Where the string "JSON" appears in a line of the data, show that line.

◆ ◆ ◆ ◆ ◆ ◆ ◆

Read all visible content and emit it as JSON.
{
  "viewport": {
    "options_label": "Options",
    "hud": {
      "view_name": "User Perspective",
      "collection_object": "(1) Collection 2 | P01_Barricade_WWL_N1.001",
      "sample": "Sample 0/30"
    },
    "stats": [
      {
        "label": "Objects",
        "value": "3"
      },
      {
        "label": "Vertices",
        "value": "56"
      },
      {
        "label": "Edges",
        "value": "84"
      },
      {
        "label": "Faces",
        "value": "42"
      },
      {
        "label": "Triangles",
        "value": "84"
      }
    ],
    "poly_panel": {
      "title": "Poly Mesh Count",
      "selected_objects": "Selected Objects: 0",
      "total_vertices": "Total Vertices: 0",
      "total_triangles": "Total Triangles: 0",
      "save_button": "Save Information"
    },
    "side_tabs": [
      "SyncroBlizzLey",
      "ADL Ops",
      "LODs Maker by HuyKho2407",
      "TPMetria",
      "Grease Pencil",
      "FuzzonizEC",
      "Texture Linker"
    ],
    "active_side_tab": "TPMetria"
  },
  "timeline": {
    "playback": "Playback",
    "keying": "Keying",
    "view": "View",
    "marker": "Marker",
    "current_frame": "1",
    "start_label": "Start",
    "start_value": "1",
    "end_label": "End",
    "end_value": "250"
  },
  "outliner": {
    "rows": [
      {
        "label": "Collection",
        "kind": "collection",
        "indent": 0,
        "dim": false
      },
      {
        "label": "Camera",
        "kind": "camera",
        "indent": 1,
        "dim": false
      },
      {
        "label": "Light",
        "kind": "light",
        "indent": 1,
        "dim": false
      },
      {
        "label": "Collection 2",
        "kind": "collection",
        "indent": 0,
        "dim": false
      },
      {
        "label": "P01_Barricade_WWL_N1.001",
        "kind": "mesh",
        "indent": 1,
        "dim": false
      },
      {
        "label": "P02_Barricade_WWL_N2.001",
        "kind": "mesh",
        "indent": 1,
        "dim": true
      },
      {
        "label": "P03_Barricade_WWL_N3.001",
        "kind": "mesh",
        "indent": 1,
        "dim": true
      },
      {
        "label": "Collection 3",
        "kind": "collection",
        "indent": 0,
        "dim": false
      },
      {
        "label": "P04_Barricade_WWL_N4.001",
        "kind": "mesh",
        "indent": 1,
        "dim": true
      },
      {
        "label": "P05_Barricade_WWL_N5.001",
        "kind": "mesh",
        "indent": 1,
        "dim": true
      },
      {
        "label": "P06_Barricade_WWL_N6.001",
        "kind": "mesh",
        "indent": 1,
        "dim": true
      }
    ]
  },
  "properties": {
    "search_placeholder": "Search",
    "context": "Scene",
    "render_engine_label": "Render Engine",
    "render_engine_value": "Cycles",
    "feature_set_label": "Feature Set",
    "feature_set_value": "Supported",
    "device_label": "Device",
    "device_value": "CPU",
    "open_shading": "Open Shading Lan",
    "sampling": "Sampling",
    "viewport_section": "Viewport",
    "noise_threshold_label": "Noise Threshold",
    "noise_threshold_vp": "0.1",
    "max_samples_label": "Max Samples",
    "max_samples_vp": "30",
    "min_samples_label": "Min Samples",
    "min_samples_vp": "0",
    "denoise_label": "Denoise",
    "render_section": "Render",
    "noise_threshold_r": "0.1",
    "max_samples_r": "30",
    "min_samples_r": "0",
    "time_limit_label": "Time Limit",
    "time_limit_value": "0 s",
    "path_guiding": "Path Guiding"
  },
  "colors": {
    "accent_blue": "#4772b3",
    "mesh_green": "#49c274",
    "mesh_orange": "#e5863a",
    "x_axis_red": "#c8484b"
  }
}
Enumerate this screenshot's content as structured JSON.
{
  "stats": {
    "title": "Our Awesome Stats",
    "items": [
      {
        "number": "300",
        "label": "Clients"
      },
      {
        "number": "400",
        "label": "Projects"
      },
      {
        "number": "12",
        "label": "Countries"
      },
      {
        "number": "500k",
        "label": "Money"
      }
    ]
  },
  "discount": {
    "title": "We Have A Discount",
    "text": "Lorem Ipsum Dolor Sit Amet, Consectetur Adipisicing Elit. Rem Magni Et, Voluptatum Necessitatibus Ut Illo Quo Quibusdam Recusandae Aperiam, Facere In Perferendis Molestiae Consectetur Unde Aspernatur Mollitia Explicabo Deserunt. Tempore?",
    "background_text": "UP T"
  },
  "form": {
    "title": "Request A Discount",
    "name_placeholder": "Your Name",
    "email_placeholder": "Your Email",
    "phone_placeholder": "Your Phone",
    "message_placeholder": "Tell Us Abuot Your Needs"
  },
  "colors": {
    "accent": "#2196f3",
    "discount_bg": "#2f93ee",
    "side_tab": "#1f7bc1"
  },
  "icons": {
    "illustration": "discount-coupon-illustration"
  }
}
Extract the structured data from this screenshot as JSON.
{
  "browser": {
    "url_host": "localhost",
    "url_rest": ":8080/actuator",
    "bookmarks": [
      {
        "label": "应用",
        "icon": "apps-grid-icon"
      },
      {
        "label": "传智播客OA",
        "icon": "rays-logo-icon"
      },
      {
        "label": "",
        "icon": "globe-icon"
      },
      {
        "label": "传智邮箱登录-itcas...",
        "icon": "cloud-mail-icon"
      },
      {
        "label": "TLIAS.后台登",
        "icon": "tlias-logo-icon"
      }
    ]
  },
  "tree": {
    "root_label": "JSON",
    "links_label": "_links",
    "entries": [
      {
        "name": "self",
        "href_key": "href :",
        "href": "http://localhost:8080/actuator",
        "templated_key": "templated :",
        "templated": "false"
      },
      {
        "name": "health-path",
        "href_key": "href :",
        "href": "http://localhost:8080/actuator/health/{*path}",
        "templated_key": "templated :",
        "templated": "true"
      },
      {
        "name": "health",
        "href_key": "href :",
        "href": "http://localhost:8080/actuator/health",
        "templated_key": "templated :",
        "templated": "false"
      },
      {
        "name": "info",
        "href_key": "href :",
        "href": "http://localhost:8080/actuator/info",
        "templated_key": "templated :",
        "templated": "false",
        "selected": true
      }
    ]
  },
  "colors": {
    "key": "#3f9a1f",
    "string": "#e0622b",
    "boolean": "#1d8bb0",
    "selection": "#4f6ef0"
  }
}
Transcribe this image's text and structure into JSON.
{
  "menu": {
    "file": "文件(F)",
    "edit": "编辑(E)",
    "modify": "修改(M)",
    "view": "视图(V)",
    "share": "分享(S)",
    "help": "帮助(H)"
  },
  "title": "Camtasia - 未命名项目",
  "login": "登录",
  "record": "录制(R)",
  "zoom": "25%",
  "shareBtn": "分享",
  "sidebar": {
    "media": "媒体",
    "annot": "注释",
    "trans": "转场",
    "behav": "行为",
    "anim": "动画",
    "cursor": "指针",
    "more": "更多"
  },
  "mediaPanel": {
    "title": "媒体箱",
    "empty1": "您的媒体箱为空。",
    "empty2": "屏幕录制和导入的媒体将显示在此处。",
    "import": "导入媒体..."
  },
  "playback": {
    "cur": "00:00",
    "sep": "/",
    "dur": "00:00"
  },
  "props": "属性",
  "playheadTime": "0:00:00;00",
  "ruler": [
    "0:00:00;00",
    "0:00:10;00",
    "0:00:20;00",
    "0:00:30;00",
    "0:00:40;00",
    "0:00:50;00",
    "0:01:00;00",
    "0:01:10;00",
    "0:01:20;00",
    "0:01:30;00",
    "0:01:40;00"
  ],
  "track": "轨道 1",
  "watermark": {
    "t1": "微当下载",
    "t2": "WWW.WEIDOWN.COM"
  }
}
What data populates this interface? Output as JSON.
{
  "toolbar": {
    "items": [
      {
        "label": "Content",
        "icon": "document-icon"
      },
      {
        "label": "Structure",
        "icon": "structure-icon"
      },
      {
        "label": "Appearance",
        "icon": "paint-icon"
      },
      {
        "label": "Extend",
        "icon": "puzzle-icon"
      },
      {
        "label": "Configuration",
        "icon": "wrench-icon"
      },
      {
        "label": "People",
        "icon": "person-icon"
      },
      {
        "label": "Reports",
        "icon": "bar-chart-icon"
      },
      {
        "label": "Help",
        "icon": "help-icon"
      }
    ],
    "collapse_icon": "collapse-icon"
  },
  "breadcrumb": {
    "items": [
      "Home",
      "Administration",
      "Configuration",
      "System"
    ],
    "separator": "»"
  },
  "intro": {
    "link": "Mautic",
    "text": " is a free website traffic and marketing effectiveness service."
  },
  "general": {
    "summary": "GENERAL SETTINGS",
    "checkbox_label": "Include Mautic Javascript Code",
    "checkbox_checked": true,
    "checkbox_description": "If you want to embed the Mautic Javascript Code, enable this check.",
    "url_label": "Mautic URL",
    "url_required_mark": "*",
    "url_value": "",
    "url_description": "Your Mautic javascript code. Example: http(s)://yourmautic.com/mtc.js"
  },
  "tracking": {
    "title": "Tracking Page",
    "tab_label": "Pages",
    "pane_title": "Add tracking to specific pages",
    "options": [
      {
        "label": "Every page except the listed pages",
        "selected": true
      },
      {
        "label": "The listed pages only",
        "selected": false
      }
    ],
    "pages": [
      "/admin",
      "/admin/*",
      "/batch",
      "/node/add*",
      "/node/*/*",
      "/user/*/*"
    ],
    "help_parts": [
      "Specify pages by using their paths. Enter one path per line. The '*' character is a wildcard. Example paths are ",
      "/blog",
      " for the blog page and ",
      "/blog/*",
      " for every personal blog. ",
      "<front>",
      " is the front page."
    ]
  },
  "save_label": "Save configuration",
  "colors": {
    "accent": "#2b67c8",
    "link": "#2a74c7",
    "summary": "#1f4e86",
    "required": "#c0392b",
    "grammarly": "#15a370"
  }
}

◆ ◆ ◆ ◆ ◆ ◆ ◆

--- SOLUTION BELOW ---
Read all visible content and emit it as JSON.
Enumerate this screenshot's content as structured JSON.
Extract the structured data from this screenshot as JSON.
    "root_label": "JSON",
Transcribe this image's text and structure into JSON.
What data populates this interface? Output as JSON.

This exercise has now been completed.